Data entries
-=-=-=-=-

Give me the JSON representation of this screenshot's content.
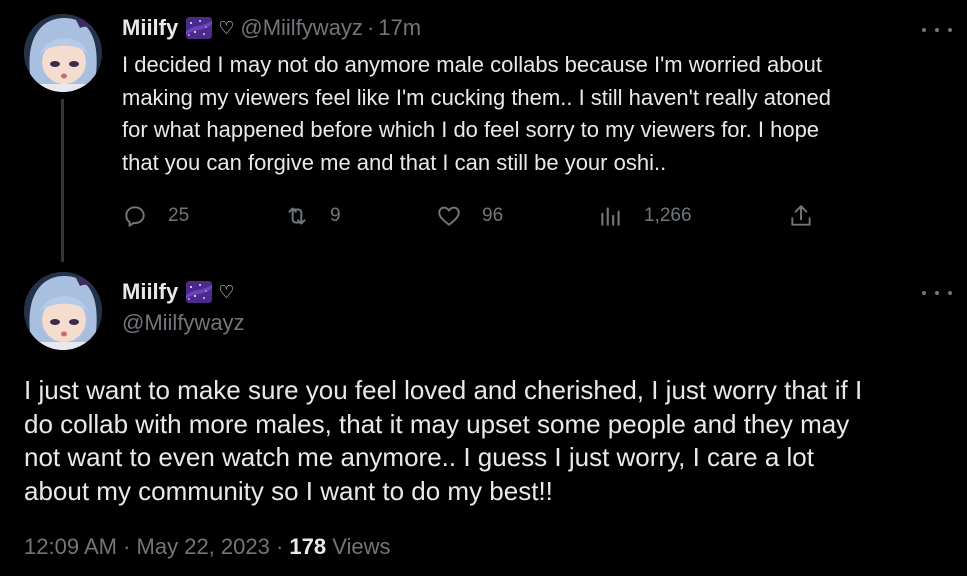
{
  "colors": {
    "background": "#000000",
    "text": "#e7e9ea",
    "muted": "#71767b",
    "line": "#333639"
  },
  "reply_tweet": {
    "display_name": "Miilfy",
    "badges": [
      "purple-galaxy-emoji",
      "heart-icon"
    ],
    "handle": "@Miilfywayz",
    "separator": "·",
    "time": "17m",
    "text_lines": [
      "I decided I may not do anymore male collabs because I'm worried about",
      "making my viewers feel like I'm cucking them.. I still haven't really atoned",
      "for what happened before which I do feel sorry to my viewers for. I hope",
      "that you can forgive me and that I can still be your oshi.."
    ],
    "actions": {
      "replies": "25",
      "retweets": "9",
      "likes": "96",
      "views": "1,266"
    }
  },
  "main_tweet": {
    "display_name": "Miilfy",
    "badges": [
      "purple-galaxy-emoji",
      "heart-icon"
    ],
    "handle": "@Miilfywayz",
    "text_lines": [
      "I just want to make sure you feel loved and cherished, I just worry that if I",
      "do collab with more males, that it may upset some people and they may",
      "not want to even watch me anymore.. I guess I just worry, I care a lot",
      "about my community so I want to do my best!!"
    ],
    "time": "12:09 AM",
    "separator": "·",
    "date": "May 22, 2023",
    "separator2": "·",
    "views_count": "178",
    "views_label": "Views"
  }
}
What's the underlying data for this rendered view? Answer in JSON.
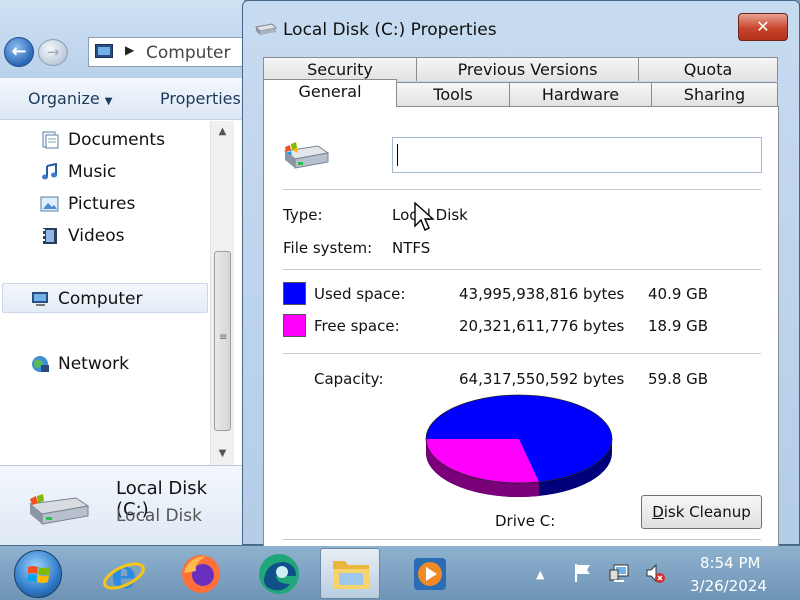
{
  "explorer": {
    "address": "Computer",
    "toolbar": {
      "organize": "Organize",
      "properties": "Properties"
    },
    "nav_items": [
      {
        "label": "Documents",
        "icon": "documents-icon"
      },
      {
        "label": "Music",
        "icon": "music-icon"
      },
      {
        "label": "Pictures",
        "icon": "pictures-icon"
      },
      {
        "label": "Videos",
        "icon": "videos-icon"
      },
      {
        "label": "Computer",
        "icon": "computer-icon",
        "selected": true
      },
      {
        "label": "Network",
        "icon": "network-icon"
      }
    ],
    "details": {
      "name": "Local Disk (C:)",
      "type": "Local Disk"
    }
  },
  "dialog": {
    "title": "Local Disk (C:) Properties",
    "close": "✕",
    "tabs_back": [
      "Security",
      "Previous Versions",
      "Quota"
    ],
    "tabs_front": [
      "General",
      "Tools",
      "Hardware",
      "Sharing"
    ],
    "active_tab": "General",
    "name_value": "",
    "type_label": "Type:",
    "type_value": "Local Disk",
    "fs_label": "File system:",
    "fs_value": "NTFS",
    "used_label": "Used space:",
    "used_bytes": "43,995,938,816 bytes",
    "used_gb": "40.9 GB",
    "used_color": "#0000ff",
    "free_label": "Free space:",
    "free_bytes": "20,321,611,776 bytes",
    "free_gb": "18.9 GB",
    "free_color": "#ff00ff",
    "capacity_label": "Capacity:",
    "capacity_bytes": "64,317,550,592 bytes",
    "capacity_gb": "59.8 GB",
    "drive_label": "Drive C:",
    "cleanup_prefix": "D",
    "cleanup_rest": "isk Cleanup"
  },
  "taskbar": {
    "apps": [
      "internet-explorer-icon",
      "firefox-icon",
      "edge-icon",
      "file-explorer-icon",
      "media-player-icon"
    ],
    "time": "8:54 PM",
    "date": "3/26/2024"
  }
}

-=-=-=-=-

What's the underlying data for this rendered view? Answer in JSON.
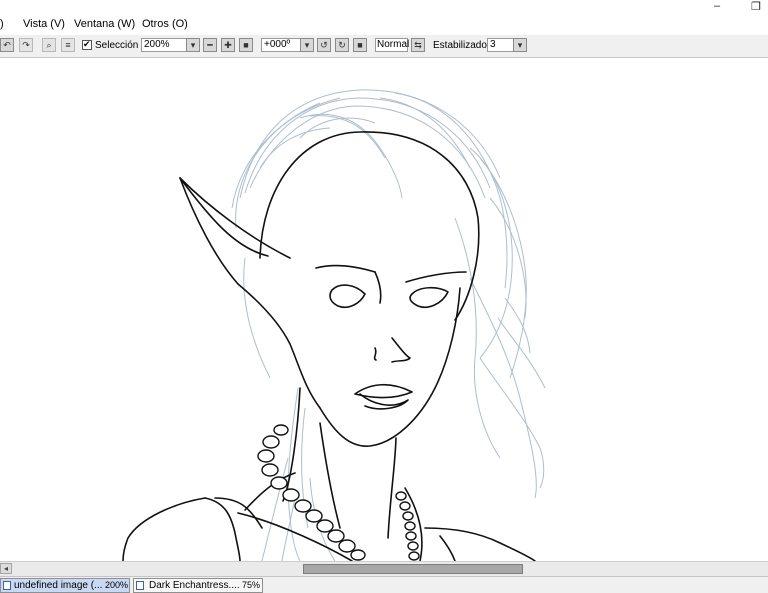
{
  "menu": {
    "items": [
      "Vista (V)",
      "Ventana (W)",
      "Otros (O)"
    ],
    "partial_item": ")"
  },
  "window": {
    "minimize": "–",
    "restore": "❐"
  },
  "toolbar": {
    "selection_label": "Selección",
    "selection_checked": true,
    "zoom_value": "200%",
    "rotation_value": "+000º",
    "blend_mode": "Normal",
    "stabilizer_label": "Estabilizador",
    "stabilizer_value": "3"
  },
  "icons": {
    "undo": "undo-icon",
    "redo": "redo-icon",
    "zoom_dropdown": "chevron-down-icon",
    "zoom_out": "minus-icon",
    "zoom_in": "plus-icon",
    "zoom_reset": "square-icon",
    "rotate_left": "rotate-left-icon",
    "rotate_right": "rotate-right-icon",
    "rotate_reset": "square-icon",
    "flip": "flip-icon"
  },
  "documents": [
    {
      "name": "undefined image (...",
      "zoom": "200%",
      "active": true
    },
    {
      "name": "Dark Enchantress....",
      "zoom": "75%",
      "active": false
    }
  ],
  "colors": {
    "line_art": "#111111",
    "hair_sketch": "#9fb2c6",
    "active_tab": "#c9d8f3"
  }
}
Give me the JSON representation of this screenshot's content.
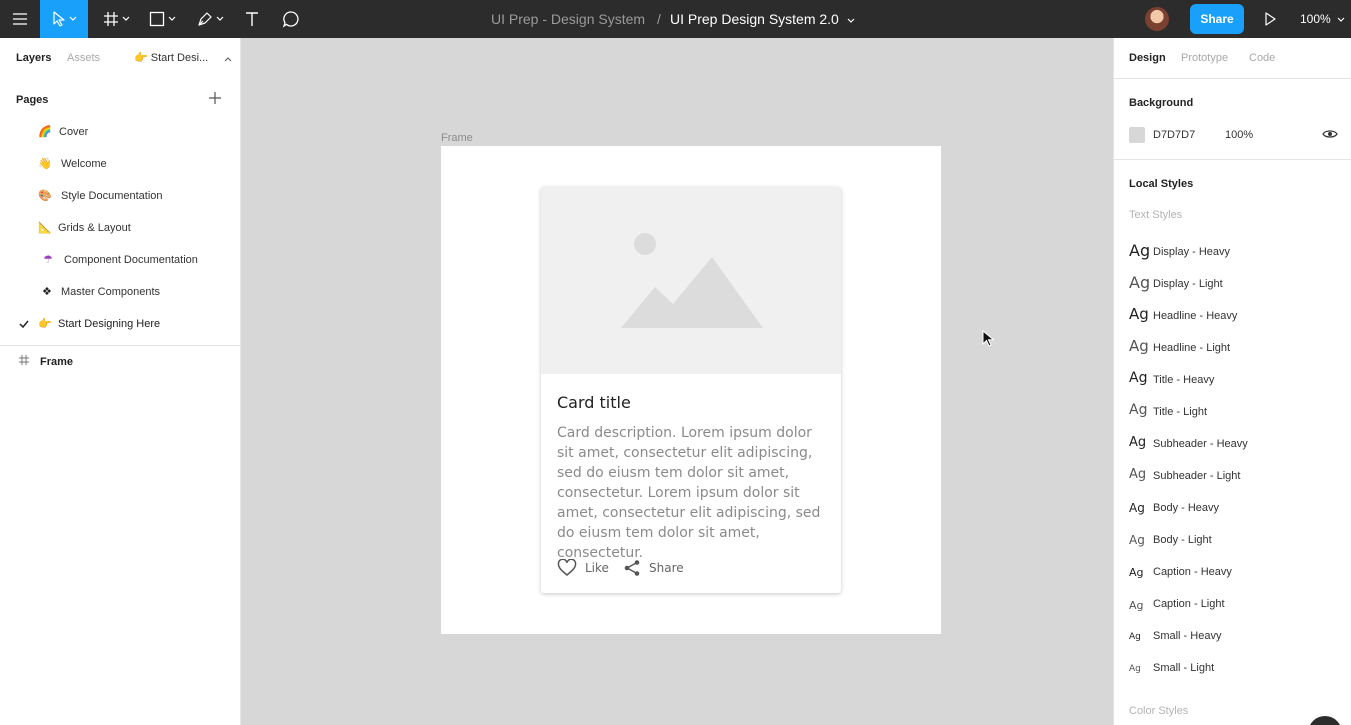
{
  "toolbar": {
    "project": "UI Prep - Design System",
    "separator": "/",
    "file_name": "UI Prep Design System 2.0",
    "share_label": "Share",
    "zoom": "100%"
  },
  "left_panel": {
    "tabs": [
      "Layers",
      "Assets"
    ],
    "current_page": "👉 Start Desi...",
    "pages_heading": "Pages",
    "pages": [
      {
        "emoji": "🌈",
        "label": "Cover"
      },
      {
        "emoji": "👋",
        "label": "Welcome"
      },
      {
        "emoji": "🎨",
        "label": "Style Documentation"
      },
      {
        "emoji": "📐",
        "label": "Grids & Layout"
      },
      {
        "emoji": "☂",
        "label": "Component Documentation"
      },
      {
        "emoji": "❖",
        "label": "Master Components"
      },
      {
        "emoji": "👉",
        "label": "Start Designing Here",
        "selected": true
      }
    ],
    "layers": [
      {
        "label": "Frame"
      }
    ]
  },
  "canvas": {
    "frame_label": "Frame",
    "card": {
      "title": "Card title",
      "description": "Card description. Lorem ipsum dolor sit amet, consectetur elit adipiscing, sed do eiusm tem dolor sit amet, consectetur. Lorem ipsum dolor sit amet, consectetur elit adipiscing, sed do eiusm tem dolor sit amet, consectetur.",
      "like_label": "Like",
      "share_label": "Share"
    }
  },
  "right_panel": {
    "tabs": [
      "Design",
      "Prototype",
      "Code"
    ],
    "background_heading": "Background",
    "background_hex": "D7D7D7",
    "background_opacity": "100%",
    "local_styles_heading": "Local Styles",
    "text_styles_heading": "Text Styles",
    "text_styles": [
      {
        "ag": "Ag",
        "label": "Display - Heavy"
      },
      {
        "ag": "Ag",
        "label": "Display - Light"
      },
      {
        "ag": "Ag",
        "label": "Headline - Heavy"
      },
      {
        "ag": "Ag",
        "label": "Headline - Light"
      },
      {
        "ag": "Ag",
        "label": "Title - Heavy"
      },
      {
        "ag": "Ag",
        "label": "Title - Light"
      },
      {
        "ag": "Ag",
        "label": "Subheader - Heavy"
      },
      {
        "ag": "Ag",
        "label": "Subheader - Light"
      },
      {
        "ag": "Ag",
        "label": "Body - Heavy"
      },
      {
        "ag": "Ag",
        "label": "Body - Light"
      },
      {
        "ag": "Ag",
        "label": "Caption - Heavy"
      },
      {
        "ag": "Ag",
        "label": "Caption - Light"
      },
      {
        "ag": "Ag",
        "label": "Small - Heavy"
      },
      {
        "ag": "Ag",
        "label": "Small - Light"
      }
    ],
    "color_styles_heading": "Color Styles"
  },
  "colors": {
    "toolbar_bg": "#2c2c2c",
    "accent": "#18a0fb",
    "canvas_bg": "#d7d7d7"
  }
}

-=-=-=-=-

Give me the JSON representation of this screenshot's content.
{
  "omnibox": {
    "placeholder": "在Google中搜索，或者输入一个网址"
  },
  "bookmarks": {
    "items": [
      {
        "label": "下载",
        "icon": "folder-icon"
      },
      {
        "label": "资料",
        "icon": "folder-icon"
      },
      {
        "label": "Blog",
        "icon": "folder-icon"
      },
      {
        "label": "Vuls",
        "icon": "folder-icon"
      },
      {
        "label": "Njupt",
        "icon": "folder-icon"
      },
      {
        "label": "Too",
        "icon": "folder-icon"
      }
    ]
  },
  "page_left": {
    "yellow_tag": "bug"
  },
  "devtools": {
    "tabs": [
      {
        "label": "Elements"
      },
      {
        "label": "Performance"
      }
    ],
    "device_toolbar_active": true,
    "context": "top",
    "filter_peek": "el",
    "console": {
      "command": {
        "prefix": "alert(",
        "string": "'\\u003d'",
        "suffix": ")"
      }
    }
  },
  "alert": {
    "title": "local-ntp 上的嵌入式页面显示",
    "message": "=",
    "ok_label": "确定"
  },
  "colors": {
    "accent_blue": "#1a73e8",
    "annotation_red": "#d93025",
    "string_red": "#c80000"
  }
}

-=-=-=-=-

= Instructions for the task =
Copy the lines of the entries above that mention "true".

= Expected answer =
        "selected": true
    "selection_checked": true,
      "active": true
        "selected": true
    "device_toolbar_active": true,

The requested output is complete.